Chipotle, the quick-service Mexican restaurant that dishes out hearty, foil-wrapped burritos is expanding its local foods program - last year, they sourced 25 percent of one bulk produce item used in each store from a local farm, and this year, they're expanding the program to 35 percent. For a chain with more than 860 restaurants, it's a large committment, but they've kept surprisingly mum about it. I talked to Chipotle's Chris Arnold, director of media relations, about the meaning and growing popularity of local food.
What was the catalyst for Chipotle to use local foods?
Better tasting food. We really believe that fresh ingredients from more sustainable sources are the way to go. Adding local produce to some of the things we had already been doing, including naturally-raised meats and dairy products made with milk from cows without RBGH, was the logical place to go. We're looking for sources for all of the ingredients that we use that share our commitment to raising animals and produce in ways that are better for the environment. How difficult was it to integrate the local foods program?
We had to find and build network of local produce farms. The real challenge is finding farms big enough to fulfill our needs. They're mid-sized farms that are 500 acres to 2,000 acres - bigger than farmers' markets, but a far cry from the big agri-business. We need a lot of ingredients, but unfortunately these better suppliers are more of a niche than in the mainstream. We started small, just as we did with naturally-raised meats, and we plan on growing [the local produce program]. Last year, when the program began, the goal was 25 percent of one produce item. This year, the goal is 35 percent for every store. It's a pattern of incremental steps.
Do you think this program will continue to be unique to Chipotle, or will other fast food restaurants jump on board?
Could others follow? Sure, and we hope that they do. The more people want this better food, the more the supply will move to meet the demand.
Do you think it's feasible that Chipotle could ever go 100 percent local company-wide for certain produce items?
It might be on a seasonal basis. Our restaurants offer the same menu everywhere year-round, and that is the way our concept is built, so buying romaine lettuce locally in Minneapolis in winter is a tall order. What do you think of other companies' attempts to rebrand 'local'? For example, a potato chip company says that their chips are local because they're grown near the processing plant.
More generally, I think that the buyer should beware. Things like 'local' and 'natural' have become such buzzwords in the food industry and you have a lot of companies kind of glomming onto them to help them sell more of whatever it is they sell. That's do-able in many of these cases because words like 'local' and 'natural' and 'fresh' in this case don't have standard definitions. With our local produce, it is generally coming from within 200 miles or less of our restaurants. 'Naturally-raised meats' means raised in a natural way: no hormones, and fed a pure vegetarian diet with no animal byproducts.
In the National Geographic Greendex there was a statistic that Americans are less likely to eat local than most other countries studied. Certainly the locavore movement is getting more popular, but what will it take to make it really stick?
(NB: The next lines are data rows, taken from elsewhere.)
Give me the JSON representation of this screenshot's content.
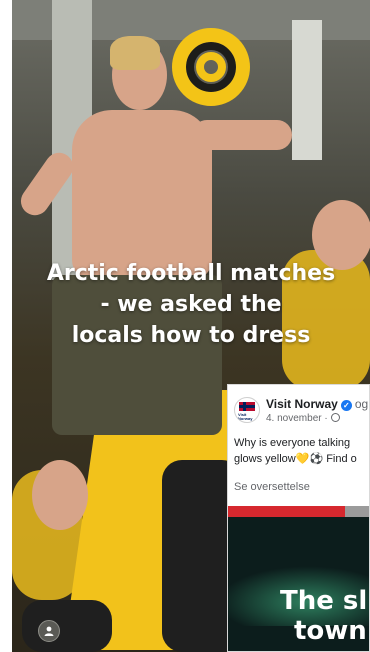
{
  "video": {
    "headline_lines": [
      "Arctic football matches",
      "- we asked the",
      "locals how to dress"
    ],
    "profile_icon": "person-icon"
  },
  "post": {
    "avatar_text": "Visit Norway",
    "page_name": "Visit Norway",
    "verified_icon": "verified-badge-icon",
    "follow_text": "og",
    "date": "4. november ·",
    "privacy_icon": "globe-icon",
    "text_lines": [
      "Why is everyone talking",
      "glows yellow💛⚽ Find o"
    ],
    "translate_link": "Se oversettelse",
    "thumbnail_text_lines": [
      "The sl",
      "town"
    ]
  },
  "colors": {
    "accent_yellow": "#f3c417",
    "verified_blue": "#1877f2",
    "thumb_red": "#d6282e"
  }
}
I think certainly a great awareness [will help]. There are tremendous benefits to eating produce grown near where you live - it's not spending days in transportation, and it's much fresher, since it's picked closer to the day it's eaten. There are also environmental benefits, in terms of how land is used, and transportation, when typical produce in the U.S. travels 1,500 miles from where it's grown to where it's consumed. You're certainly cutting down on fuel.
You aren't very vocal about the local program in the restaurants, but your survey said that 51 percent of adults found it important to eat local. Will there be a bigger publicity push?
It's certainly a fine line. We want our customers to understand all of the decisions we make with the food we serve, and many don't because we aren't vocal about it. Often, people don't want to think about the decisions behind the food they eat while they're eating it - they feel like it's preaching. It will be done with a light hand rather than a heavy hand. We want people to understand, but we don't want to impose vision and values on them. More: Restaurants That May Fail